**Activity:**
Nothing but a number belongs in the answer: how many lines of the records below contain the string "title".

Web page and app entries
──────────────────────────────
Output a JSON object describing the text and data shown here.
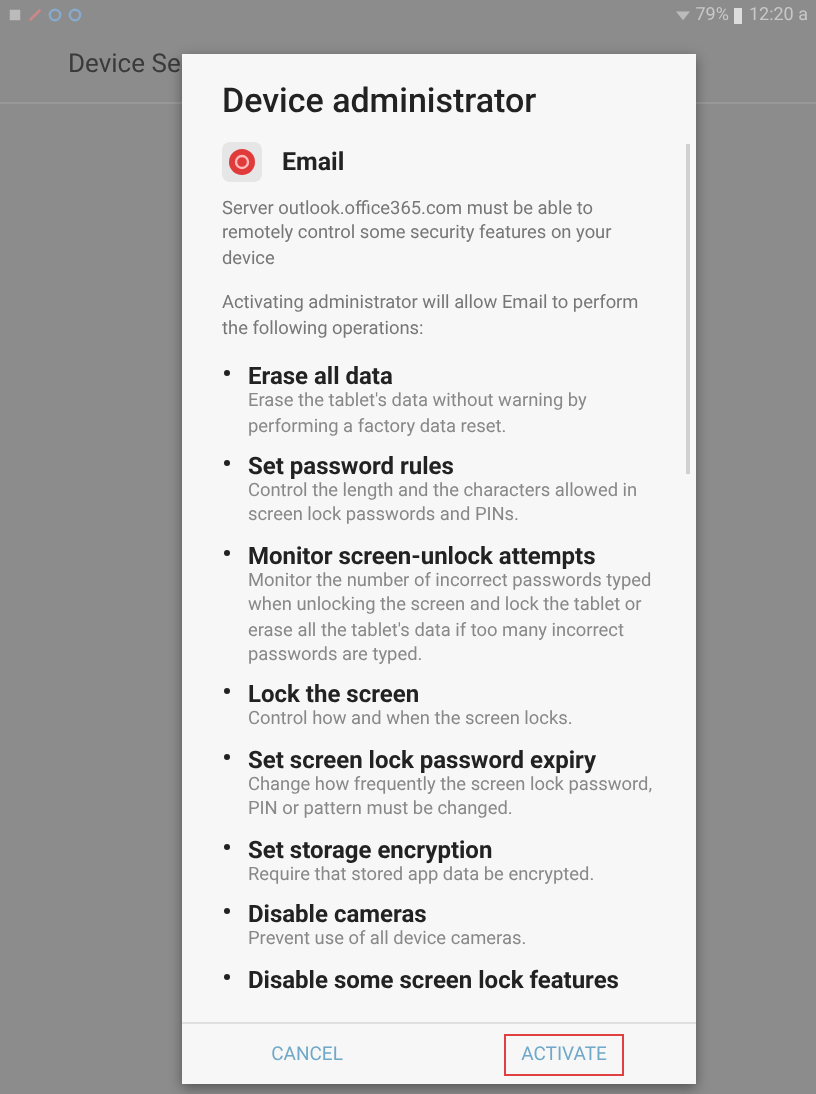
{
  "status_bar": {
    "battery": "79%",
    "time": "12:20 a"
  },
  "header": {
    "title": "Device Se"
  },
  "dialog": {
    "title": "Device administrator",
    "app": {
      "name": "Email"
    },
    "paragraphs": [
      "Server outlook.office365.com must be able to remotely control some security features on your device",
      "Activating administrator will allow Email to perform the following operations:"
    ],
    "operations": [
      {
        "title": "Erase all data",
        "description": "Erase the tablet's data without warning by performing a factory data reset."
      },
      {
        "title": "Set password rules",
        "description": "Control the length and the characters allowed in screen lock passwords and PINs."
      },
      {
        "title": "Monitor screen-unlock attempts",
        "description": "Monitor the number of incorrect passwords typed when unlocking the screen and lock the tablet or erase all the tablet's data if too many incorrect passwords are typed."
      },
      {
        "title": "Lock the screen",
        "description": "Control how and when the screen locks."
      },
      {
        "title": "Set screen lock password expiry",
        "description": "Change how frequently the screen lock password, PIN or pattern must be changed."
      },
      {
        "title": "Set storage encryption",
        "description": "Require that stored app data be encrypted."
      },
      {
        "title": "Disable cameras",
        "description": "Prevent use of all device cameras."
      },
      {
        "title": "Disable some screen lock features"
      }
    ],
    "buttons": [
      {
        "label": "CANCEL",
        "highlighted": false
      },
      {
        "label": "ACTIVATE",
        "highlighted": true
      }
    ]
  }
}
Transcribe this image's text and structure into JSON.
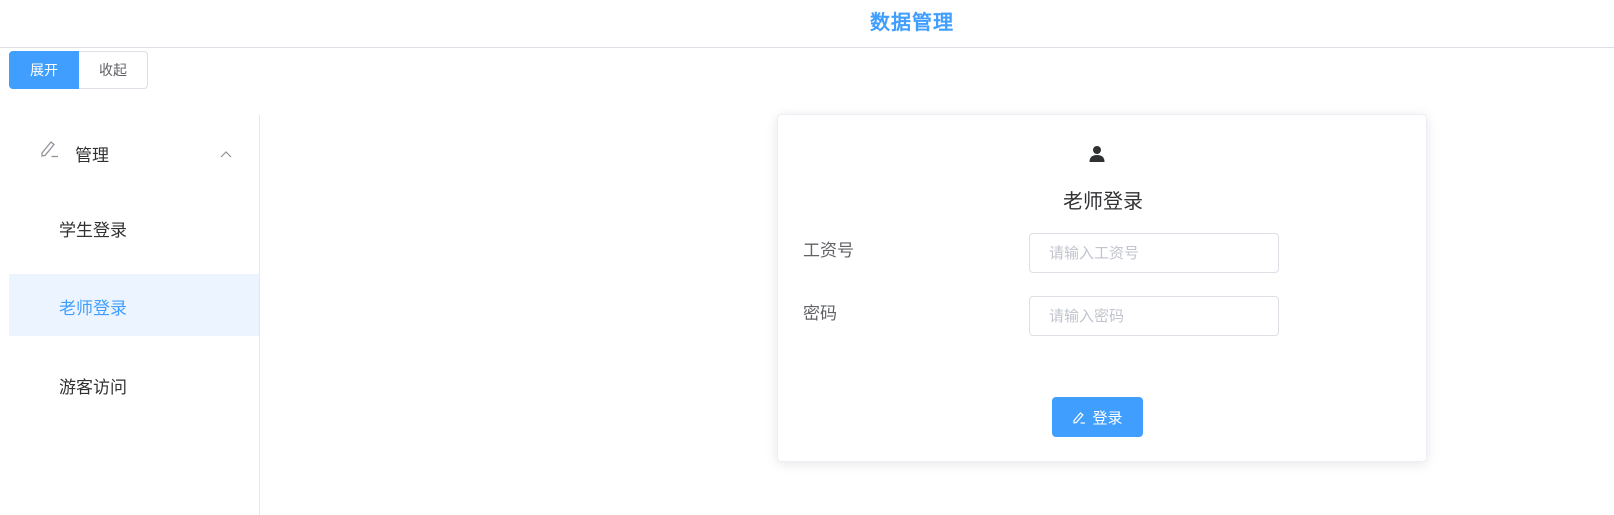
{
  "header": {
    "title": "数据管理"
  },
  "toggle": {
    "expand_label": "展开",
    "collapse_label": "收起"
  },
  "sidebar": {
    "group_label": "管理",
    "group_icon": "edit-icon",
    "items": [
      {
        "label": "学生登录",
        "active": false
      },
      {
        "label": "老师登录",
        "active": true
      },
      {
        "label": "游客访问",
        "active": false
      }
    ]
  },
  "login_card": {
    "icon": "user-icon",
    "title": "老师登录",
    "fields": [
      {
        "label": "工资号",
        "value": "",
        "placeholder": "请输入工资号"
      },
      {
        "label": "密码",
        "value": "",
        "placeholder": "请输入密码"
      }
    ],
    "submit_label": "登录",
    "submit_icon": "edit-icon"
  },
  "colors": {
    "accent": "#409eff",
    "active_bg": "#ecf5ff",
    "border": "#dcdfe6"
  }
}
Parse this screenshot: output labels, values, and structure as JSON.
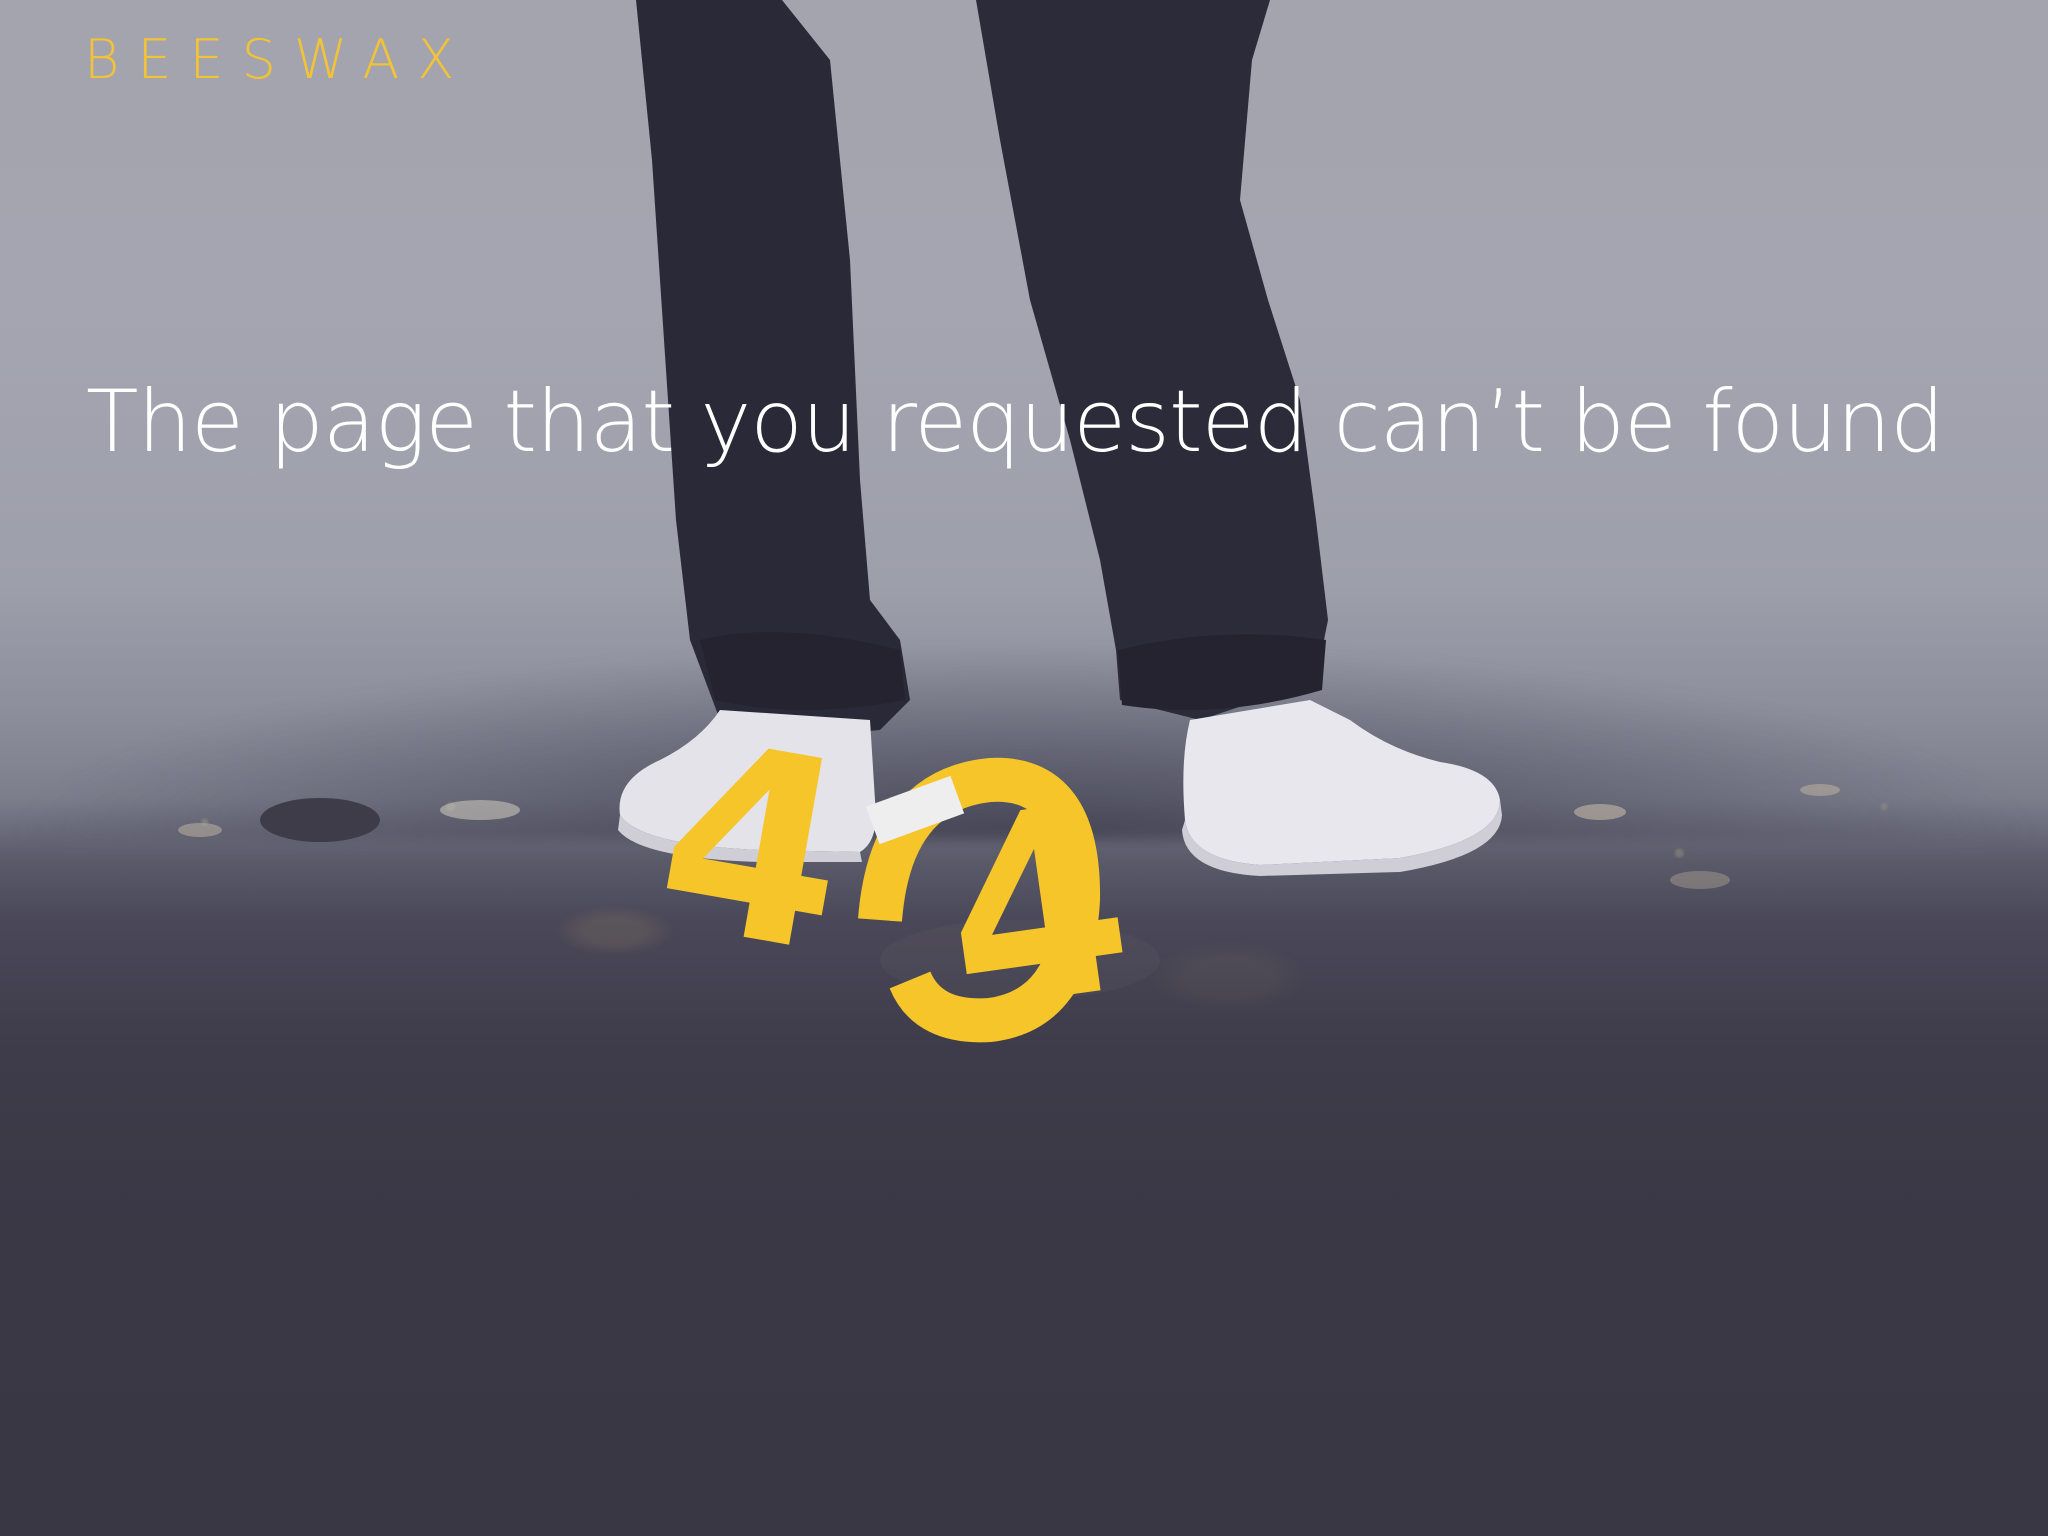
{
  "brand": {
    "logo_text": "BEESWAX"
  },
  "error": {
    "message": "The page that you requested can’t be found",
    "code": "404"
  },
  "colors": {
    "accent": "#f2c237",
    "text": "#ffffff",
    "sky": "#a3a4ae",
    "ground": "#393744"
  }
}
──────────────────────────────
**Exercise result:**
12